Amid a COVID test shortage, White House press secretary Jen Psaki blamed the situation on the absence of demand earlier in the year for the lack of supply.
Psaki’s comment, which didn’t take accountability for the administration’s role in the mishap, has come under fire now that the omicron variant –– which is more transmissible than the Delta variant ––is quickly becoming the dominant variant.
Earlier in the week, the White House announced it would be ordering 500 million at-home COVID-19 tests that would be delivered to Americans who request it. As a result of the last-minute test order, it is unlikely the tests will arrive before January despite demand surging during the holiday season as more Americans travel for Christmas.
When Psaki was questioned by a reporter why no one thought to order tests in advance, Psaki responded by reminding people about “the chain of events,” saying that before the Delta surged, there wasn’t demand for tests. Instead, she insisted that the federal government had to take steps to build a market for testing, adding that President Joe Biden used the Defense Production Act, by investing 3 billion dollars “several months ago to make sure we were building up the market.”
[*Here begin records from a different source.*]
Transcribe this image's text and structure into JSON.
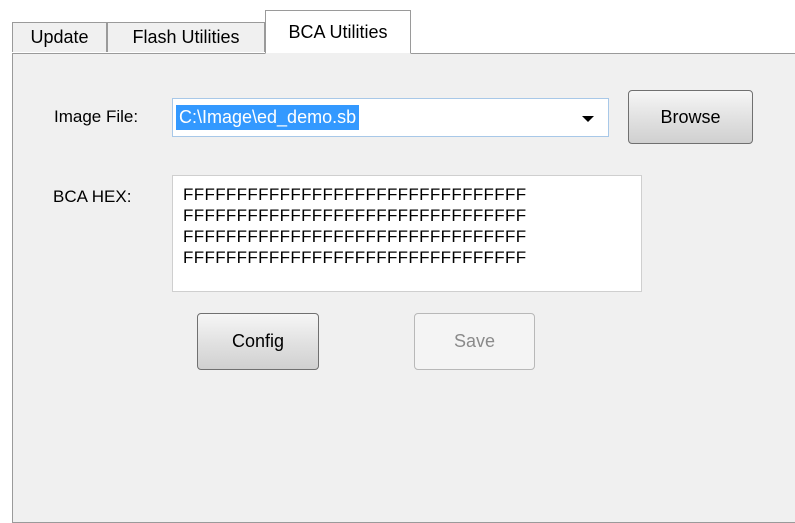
{
  "tabs": [
    {
      "label": "Update"
    },
    {
      "label": "Flash Utilities"
    },
    {
      "label": "BCA Utilities"
    }
  ],
  "active_tab": "BCA Utilities",
  "image_file": {
    "label": "Image File:",
    "value": "C:\\Image\\ed_demo.sb"
  },
  "browse_button": {
    "label": "Browse"
  },
  "bca_hex": {
    "label": "BCA HEX:",
    "lines": [
      "FFFFFFFFFFFFFFFFFFFFFFFFFFFFFFFF",
      "FFFFFFFFFFFFFFFFFFFFFFFFFFFFFFFF",
      "FFFFFFFFFFFFFFFFFFFFFFFFFFFFFFFF",
      "FFFFFFFFFFFFFFFFFFFFFFFFFFFFFFFF"
    ]
  },
  "config_button": {
    "label": "Config"
  },
  "save_button": {
    "label": "Save",
    "enabled": false
  },
  "colors": {
    "selection": "#3399ff",
    "panel_bg": "#f0f0f0",
    "disabled_text": "#8a8a8a"
  },
  "icons": {
    "dropdown": "chevron-down-icon"
  }
}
Psaki added that since the FDA had authorized an additional five at-home COVID-19 tests since October, the potential supply had increased.
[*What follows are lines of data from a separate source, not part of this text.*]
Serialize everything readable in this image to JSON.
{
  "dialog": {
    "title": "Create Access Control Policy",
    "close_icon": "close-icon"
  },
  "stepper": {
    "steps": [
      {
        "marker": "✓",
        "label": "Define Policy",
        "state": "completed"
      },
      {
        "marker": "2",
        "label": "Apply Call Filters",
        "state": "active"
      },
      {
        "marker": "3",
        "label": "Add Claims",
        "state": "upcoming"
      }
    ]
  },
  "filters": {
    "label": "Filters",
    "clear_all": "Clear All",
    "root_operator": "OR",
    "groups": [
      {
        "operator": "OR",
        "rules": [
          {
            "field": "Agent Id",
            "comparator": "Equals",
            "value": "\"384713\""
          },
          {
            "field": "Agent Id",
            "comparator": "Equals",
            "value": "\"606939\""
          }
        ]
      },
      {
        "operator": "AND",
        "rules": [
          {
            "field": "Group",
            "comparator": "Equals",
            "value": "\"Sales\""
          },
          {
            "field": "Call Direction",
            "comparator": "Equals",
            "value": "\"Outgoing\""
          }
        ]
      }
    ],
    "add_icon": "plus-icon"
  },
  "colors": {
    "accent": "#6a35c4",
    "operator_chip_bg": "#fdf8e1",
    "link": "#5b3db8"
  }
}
In response to a different reporter bringing up an interview President Joe Biden had with David Muir of ABC News –– in which the president said he wished he “had thought about ordering a half a million pills two months ago before COVID hit here” –– Psaki reiterated her previous answer.
Given that it seemed the administration was ill-prepared, Peter Doocy of Fox News queried President Biden’s statements that “nobody in the whole world” saw it coming. Experts had predicted that there would be many new variants emerging from underdeveloped countries with poor access to vaccines. To answer Doocy, Psaki clarified, stating that Biden was referring to the severity of the variants.